One thing I noticed was my right hip stared getting tight around mile 17 much like it did in the marathon at mile 20. I know I have tight hips naturally but now I need to consider if I should be doing these longer distances and if I do, how can I help my hip not tighten up? These are questions for another day.

After the 30k I took three weeks off and have been starting to build up my miles again. I do not have any more races on my calendar and no plans to add any. I have decided to take some time off from training for races and focus on fat and/or weight loss over the summer. Its hard to lose weight when you are training for marathons and ultras. Also I don’t want another summer of running double digits in 90°plus heat.

I talked with my coach and we are going to keep my long runs at 6-8 miles until I decide on a distance. She’s also adding a bike workout to my week and I’m going to do four days of weight training. 

So I weighed in, took measurements, and progress photos and have started trying to lose fat. And get bulkeh! 

One last thing I want to touch on. In March I was formally diagnosed with adhd and started on medication. It has already made a huge impact for me. I am less irritable. I’m more patient. My anxiety is pretty much gone. I actually feel like I’ve slept. I don’t need afternoon caffeine. I no longer have uncontrollable chocolate or sweet cravings. I can decide to have a serving of ice cream or cookies and not go back and eat the entire package. I almost wish I knew sooner.

I don’t know if it will help my running and workouts but I think it will. I no longer have crushing fatigue. I can come home from work, make dinner, and still have the energy to lift weights. I no longer have the arguments with myself to just get up and run or lift. It’s hard to explain to people how you want to do something but you. just. can’t. It’s not as easy as just doing it. But on medication? It is much easier!

That is where I’m at now. Next month I will update my fat loss progress and how training is going. These catch up podcasts probably won’t be as long as this one since I’m covering four months and three races.
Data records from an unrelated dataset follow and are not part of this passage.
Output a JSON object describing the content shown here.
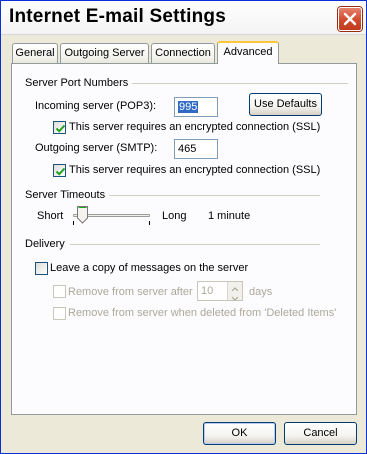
{
  "window": {
    "title": "Internet E-mail Settings",
    "close_icon": "close-x-icon"
  },
  "tabs": [
    {
      "label": "General",
      "active": false
    },
    {
      "label": "Outgoing Server",
      "active": false
    },
    {
      "label": "Connection",
      "active": false
    },
    {
      "label": "Advanced",
      "active": true
    }
  ],
  "server_ports": {
    "heading": "Server Port Numbers",
    "incoming_label": "Incoming server (POP3):",
    "incoming_value": "995",
    "use_defaults_label": "Use Defaults",
    "incoming_ssl_label": "This server requires an encrypted connection (SSL)",
    "incoming_ssl_checked": true,
    "outgoing_label": "Outgoing server (SMTP):",
    "outgoing_value": "465",
    "outgoing_ssl_label": "This server requires an encrypted connection (SSL)",
    "outgoing_ssl_checked": true
  },
  "timeouts": {
    "heading": "Server Timeouts",
    "short_label": "Short",
    "long_label": "Long",
    "value_label": "1 minute",
    "slider_level": 0.1
  },
  "delivery": {
    "heading": "Delivery",
    "leave_copy_label": "Leave a copy of messages on the server",
    "leave_copy_checked": false,
    "remove_after_label": "Remove from server after",
    "remove_after_value": "10",
    "remove_after_unit": "days",
    "remove_after_checked": false,
    "remove_deleted_label": "Remove from server when deleted from 'Deleted Items'",
    "remove_deleted_checked": false
  },
  "buttons": {
    "ok_label": "OK",
    "cancel_label": "Cancel"
  },
  "colors": {
    "accent_tab": "#ffc83c",
    "close_button": "#d14a2c",
    "selection": "#316ac5"
  }
}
What have you been up to these past few months? Have you had any good (or bad) race experiences? Whats your training looking like for summer? Or winter if you are in the southern hemisphere? 

You can always email me at jenna at runs on espresso dot com. Want to follow my day to day goings on? Head over to Instagram dot com slash runs underscore on underscore espresso. I’ve been posting my weight loss journey over on tik tik dot com slash at runs on espresso. 

And if you’re feeling generous, you can buy me a cup of coffee at ko dash fi dot com slash runs on espresso. Don’t feel you have to pay me at all. I just appreciate you listening and following. If you want to help out, share this podcast with a friend! That’s even more helpful to me than money.

Until next time, may your runs be as strong as your coffee.

Music by Les FM on Pixabay

Categories: Podcast


Jenna Volden has a degree in business and has spent the last 10 plus years working for others. She believes it is time to start her own photography and writing business. She enjoys running, coffee and helping others achieve their goals. Gluten-free foods are a lifestyle, not a choice, for her due to celiac disease. She is currently based in Phoenix, Arizona.